I'm also working part time as an English Tutor, so I'm beginning to understand how difficult and weird English is. Goodness! When I have to explain what's what in English, I realize how hard it must be to understand all the "rules". 

I have a deeper cafe obsession 

Since coming to Korea my love of unique and quirky cafes has had a chance to flourish. There are cute cafes everywhere and I want to visit them all. The atmospheres and decorations are different all over and I love the cozy feeling of sitting and having something to drink. There's also really pretty latte art and and ceramic cups at a lot of them as well. Of course, you can get coffee in a mug in other places around the world, but my point is that there's a whole "cafe culture", so to speak, here in Korea. A lot of people go and sit there, eating cake or waffles usually. You can go alone, but most people go with a friend and just hang out chatting and reading magazines for a while.
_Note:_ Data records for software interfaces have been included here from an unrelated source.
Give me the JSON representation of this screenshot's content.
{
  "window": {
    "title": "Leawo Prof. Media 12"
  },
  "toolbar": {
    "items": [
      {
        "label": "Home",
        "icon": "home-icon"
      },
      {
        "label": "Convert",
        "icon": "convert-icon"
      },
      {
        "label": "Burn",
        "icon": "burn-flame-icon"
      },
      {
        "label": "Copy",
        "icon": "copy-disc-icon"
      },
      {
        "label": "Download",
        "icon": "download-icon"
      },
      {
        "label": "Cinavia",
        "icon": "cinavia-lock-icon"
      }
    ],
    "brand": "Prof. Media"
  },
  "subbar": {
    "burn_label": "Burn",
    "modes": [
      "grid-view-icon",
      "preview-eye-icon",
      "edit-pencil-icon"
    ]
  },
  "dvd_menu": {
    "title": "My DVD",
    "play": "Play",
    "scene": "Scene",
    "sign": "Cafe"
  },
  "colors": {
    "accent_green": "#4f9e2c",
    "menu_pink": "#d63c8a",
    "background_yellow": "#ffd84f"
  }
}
This is probably my new favorite pass time because it suits my personality so well, and I never had as many chances to do this before. 

I became more competitive and bold 

One of the last things can again be seen as good or bad for me. I wasn't very competitive before. I didn't care if I lost a game or got a worse grade than someone else. But since joining the Korean school system, I have a drive to be the best more than ever. If you're unaware, there's a percentage grading curve used in schools where about 35% can have A, 35% can have B, 35%, and the rest get C, D, or F scores (Roughly). This means even if you technically earned an A, if someone else earned it "more than you", aka got one or more points, you can get a B or C still. It's really sad and it's the reason college student life can be cut-throat. I didn't care much before if someone else got a point higher than me, but I do now. Because getting a B instead of an A simply because you got 97 and they got 98 seems totally unfair to me. Anyways, I just try harder than ever now to work hard at school, and I also try to speak with Professors, etc. and participate in class more than I ever did in High School or Middle School.

There are a lot of little and big things that have changed in my life since moving here, and I feel like I've grown in many ways. While I think part of it is from living away from home in general, I think the country, and the specific country you move to, has a lot of influence as well. I'm living my dream and I love it here, even though there are times when it's hard. Mainly I want to say that the people and environment around us mld us into the people we will be in the future. You do have a choice in this, but I believe there are also things that just become a part of who you are over time. The funny thing is, I know when I go back to visit The States I'll probably think things are weird there because I'm so used to doing things "the Korean way" at this point.

I do have a question for the people who read this article. Have you ever lived away from your native/home country? If so, what changed about you because of that? I'm really curious if any of those things will be similar or different than mine. Anyways, thanks for reading! I hope to get things running regularly again soon, but I honestly cannot promise anything because another thing I've learned is that in life, stuff happens.

See you next time you jump down the Rabbit hole,